Exercise instructions:
Below are the records. State how many of their lines contain "Возможно", with nothing else.
┌─ Listed records
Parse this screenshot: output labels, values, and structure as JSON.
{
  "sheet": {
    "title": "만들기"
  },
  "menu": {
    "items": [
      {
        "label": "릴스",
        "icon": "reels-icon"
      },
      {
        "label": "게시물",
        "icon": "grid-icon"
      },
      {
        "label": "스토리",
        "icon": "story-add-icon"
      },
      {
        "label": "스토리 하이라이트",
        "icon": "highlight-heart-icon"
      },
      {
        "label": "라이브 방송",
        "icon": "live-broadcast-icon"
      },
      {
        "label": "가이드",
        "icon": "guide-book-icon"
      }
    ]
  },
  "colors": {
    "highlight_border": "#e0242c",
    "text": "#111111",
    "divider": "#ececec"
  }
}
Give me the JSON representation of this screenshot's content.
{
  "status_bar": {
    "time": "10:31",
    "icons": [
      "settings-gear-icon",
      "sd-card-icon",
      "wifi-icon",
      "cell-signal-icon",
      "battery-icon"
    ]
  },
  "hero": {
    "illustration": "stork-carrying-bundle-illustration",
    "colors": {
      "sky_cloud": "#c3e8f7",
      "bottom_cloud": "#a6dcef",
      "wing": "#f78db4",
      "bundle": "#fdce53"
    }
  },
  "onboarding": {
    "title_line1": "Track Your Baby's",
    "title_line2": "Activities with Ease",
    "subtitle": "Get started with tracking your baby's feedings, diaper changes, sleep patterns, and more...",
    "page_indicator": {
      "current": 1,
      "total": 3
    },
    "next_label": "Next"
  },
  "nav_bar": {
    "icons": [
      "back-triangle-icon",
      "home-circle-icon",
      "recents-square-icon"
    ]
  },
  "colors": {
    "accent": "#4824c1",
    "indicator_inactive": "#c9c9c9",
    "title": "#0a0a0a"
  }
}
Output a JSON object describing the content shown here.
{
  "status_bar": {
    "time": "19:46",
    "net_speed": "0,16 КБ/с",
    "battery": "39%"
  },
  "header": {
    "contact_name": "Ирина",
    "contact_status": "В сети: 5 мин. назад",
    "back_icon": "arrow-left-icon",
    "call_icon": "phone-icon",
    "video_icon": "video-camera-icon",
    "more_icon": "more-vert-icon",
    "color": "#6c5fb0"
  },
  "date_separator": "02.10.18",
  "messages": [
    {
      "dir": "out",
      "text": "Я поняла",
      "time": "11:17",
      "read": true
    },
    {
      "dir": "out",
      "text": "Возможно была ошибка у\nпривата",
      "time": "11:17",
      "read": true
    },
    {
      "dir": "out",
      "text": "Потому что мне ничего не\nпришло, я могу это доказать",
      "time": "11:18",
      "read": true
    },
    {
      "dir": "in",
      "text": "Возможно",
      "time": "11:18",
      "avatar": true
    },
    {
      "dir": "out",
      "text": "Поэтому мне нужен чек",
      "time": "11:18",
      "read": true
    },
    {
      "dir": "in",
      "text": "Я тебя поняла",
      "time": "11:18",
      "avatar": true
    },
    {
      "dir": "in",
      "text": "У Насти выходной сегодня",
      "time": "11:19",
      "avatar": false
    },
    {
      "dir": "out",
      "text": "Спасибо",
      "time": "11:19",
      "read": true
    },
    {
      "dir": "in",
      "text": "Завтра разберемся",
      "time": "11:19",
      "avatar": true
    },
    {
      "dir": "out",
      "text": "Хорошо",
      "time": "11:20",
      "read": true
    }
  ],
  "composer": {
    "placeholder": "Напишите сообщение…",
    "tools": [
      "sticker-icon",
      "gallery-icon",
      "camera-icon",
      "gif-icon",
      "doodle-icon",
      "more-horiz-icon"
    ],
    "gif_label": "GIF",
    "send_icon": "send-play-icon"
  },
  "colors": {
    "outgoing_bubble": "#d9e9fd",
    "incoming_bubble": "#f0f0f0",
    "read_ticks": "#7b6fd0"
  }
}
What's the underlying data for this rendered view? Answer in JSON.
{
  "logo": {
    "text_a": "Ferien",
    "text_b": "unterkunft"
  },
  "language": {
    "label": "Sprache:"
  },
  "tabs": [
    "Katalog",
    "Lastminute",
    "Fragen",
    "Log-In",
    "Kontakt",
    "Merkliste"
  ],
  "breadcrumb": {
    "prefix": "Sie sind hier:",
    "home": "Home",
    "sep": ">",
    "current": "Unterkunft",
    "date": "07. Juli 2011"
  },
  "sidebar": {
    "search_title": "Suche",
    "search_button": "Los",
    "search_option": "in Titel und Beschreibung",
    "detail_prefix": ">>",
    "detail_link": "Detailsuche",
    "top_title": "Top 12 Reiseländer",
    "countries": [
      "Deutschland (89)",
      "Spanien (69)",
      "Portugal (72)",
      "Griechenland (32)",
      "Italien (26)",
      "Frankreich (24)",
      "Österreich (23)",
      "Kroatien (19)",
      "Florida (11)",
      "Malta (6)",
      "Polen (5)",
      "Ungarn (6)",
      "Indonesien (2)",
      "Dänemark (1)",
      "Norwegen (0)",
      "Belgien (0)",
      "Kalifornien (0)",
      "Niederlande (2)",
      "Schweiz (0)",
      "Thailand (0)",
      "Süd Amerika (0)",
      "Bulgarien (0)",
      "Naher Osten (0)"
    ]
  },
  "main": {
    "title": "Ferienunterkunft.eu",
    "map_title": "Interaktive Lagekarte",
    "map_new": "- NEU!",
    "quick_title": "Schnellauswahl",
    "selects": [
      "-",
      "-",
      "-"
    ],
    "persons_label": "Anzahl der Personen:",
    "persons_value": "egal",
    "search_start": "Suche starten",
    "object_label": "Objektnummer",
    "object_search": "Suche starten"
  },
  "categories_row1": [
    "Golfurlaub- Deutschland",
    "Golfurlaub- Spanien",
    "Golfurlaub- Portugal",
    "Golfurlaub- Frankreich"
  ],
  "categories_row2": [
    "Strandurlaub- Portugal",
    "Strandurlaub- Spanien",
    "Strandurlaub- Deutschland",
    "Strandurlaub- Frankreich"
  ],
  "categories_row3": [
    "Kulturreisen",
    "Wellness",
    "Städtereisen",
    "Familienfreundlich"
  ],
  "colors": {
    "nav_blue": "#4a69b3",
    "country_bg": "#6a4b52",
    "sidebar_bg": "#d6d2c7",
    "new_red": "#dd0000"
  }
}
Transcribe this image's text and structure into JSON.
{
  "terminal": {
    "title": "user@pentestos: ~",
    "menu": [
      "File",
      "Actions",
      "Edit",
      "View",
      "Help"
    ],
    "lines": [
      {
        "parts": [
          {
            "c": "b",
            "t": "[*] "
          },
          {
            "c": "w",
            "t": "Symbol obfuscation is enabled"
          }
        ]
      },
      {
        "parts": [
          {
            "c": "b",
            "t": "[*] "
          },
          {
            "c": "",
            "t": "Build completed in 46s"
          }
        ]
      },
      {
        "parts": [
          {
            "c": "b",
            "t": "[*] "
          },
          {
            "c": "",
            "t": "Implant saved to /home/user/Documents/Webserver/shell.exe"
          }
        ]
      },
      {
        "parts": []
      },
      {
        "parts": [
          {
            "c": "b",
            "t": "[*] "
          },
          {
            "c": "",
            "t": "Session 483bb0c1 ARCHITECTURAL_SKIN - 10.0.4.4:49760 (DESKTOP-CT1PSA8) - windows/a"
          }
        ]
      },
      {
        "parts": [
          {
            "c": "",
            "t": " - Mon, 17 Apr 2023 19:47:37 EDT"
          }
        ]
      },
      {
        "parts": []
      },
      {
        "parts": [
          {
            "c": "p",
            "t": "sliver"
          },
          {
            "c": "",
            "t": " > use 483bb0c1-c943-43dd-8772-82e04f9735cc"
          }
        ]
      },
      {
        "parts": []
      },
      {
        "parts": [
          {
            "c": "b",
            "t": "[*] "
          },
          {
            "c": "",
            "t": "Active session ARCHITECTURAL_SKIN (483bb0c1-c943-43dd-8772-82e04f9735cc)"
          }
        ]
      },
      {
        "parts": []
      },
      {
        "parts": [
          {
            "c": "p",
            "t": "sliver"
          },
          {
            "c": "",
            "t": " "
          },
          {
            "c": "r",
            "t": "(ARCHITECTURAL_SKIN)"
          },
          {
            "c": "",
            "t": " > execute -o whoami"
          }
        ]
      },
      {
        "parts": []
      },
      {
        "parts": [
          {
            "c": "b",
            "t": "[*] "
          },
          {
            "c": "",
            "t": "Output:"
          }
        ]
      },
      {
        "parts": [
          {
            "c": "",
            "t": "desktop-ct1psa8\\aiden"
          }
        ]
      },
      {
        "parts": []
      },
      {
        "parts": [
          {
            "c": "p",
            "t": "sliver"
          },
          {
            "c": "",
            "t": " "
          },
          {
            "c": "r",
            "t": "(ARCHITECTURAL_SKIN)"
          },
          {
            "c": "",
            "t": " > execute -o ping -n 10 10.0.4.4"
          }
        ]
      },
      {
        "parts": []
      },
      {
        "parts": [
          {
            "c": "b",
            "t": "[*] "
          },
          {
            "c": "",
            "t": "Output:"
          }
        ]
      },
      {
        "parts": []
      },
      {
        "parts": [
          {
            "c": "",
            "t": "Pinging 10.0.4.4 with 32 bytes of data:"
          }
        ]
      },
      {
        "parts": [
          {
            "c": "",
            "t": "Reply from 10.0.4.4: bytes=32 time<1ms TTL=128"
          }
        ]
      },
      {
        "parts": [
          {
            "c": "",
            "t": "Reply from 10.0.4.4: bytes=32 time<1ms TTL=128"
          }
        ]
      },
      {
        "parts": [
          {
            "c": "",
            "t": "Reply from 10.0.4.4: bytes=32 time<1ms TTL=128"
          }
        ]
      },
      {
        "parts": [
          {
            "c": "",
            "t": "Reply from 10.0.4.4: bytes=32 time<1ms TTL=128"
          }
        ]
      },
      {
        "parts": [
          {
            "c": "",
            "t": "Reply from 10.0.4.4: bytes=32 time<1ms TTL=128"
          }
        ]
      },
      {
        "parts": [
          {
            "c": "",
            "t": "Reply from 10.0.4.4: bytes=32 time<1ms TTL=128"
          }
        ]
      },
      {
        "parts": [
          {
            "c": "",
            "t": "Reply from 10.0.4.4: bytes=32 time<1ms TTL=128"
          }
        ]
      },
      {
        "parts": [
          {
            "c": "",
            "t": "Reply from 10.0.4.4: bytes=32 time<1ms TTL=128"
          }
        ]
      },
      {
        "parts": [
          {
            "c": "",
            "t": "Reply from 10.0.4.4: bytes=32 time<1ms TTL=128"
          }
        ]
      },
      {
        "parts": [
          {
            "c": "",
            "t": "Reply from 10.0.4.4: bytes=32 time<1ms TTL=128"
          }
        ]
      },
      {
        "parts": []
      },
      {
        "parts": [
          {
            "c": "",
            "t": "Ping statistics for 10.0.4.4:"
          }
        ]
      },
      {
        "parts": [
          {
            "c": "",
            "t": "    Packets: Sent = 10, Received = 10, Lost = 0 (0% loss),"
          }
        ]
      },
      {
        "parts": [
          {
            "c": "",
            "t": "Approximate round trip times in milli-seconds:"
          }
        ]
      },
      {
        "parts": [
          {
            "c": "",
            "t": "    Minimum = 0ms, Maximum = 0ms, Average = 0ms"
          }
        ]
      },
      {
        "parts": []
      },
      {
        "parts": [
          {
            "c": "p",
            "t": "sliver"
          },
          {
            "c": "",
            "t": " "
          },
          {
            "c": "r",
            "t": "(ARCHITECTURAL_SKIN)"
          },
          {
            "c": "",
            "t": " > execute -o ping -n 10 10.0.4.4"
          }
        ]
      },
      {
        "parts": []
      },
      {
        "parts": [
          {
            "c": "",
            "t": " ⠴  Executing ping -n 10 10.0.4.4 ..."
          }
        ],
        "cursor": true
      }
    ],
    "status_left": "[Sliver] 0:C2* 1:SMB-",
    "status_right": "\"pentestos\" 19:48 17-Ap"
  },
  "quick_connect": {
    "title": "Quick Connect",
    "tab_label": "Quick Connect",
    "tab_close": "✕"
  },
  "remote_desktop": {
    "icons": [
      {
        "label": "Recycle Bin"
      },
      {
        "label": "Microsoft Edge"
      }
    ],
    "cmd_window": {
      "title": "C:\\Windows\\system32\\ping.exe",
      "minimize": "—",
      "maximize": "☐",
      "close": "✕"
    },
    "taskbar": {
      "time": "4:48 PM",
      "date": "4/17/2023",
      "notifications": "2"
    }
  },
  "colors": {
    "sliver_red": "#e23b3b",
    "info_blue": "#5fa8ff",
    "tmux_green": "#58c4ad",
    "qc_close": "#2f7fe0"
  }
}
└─
Task response:
2